It is necessary to review Latvia’s retirement pension system, because the volume of the state’s binding commitments towards maintenance of the retirement pension system is allocated at EUR 4.5 billion, as reported by State Audit’s chief Elita Krūmiņa at a press-conference.
Performing an audit of ministries’ and state institutions’ expenditures in 2019, Latvia’s State Audit turns attention towards the retirement pension system.
The audit institution has estimated that maintenance of the retirement pension system costs the state budget EUR 74 million every year. The amount of commitments or the amount needed to pay pensions in the future is estimated at EUR 4.5 billion.

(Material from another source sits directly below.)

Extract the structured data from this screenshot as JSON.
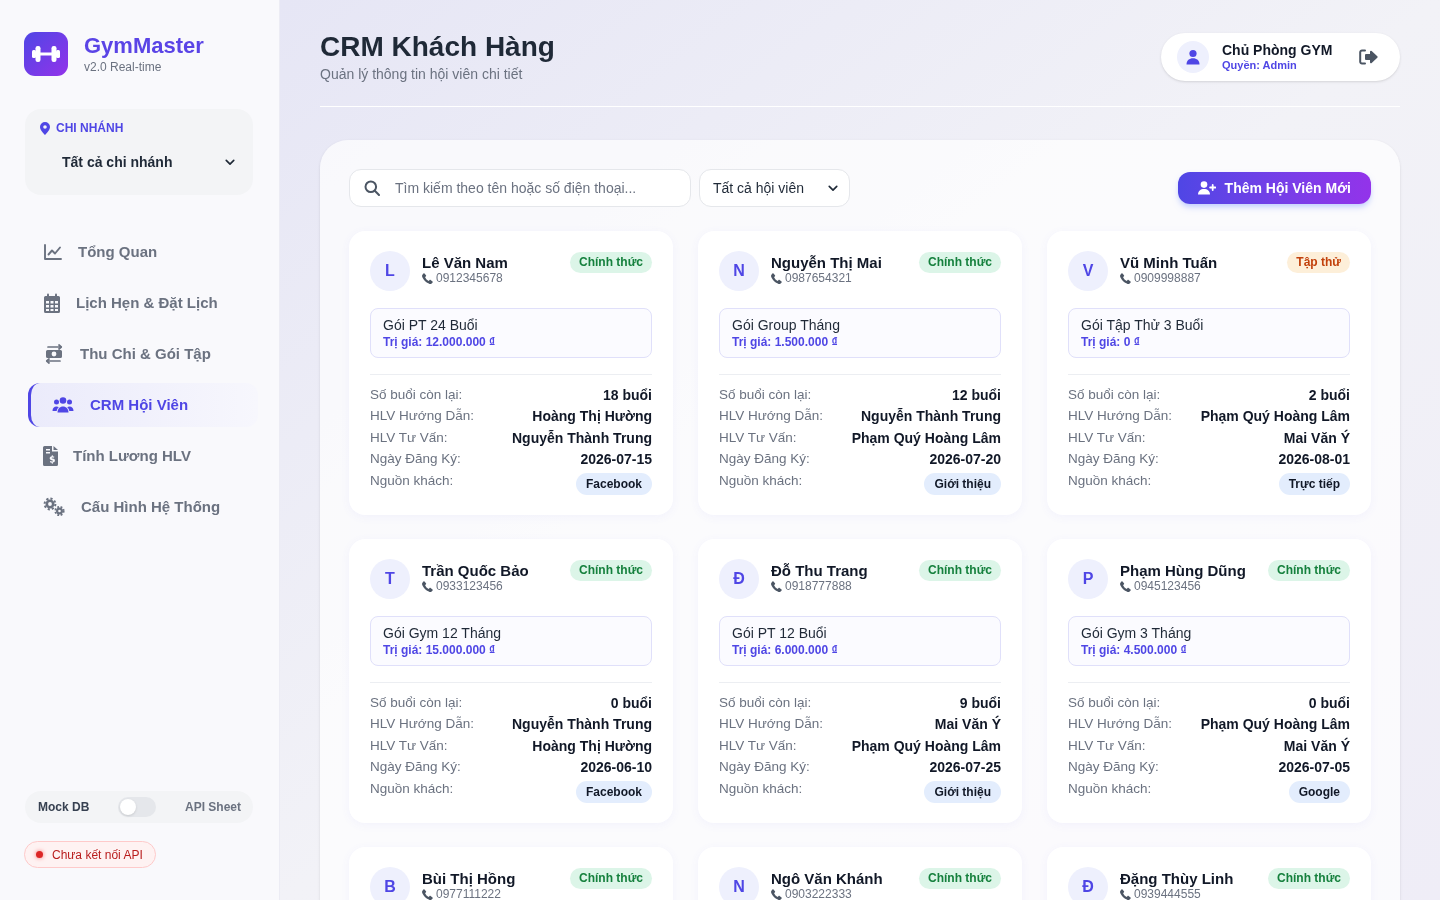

Currently Defence Ministry’s estimated pension costs reach EUR 1.3 billion, Foreign Affairs Ministry’s amount is estimated at nearly EUR 53 million, Corruption Prevention and Combating Bureau’s (KNAB) amount is estimated at EUR 11.5 million, Culture Ministry’s amount – EUR 1.5 million, Welfare Ministry’s – EUR 645 million, and the pension cost amount estimated for the office of the prosecutor is EUR 158.2 million. Although Interior Affairs Ministry has not re-calculated amounts for retirement pensions, the amount, according to estimates from auditors, could reach EUR 2 billion.
The State Audit’s council member Edgars Korčagins says currently retirement pensions are available to workers of multiple different industries, including workers from military, transport, culture and medical sectors. Korčagins mentioned that retirement pension payment order should be reviewed.
«Retirement pensions are mainly paid to persons unable to continue working. However, it was concluded that seven out of ten persons continue actively working. Additionally, retirement pensions are allocated under different conditions. For example, military personnel retire at 33,» adds the State Audit council member.
According to the State Audit, retirement pensions system should be changed. «The retirement pension matter is topical because there is a number of professions that want to join this pension system, especially considering the retirement pension is larger than old age pension, and it can be paid much earlier than age pension,» explains Krūmiņa.
She adds the State Audit has been talking about the retirement pension problem since 2015. However, now the state auditor has hopes this matter will be discussed at its core, because like it was for audits performed in previous years institutions are aware of the retirement pension costs for the state budget – EUR 4.5 billion.
«There are a large number of interested parties, but we have to stop and consider if we can afford it. Is this system balanced when compared to the age pension system? We have to think how to resolve this problem,» Krūmiņa stresses.
— to bnn-news.com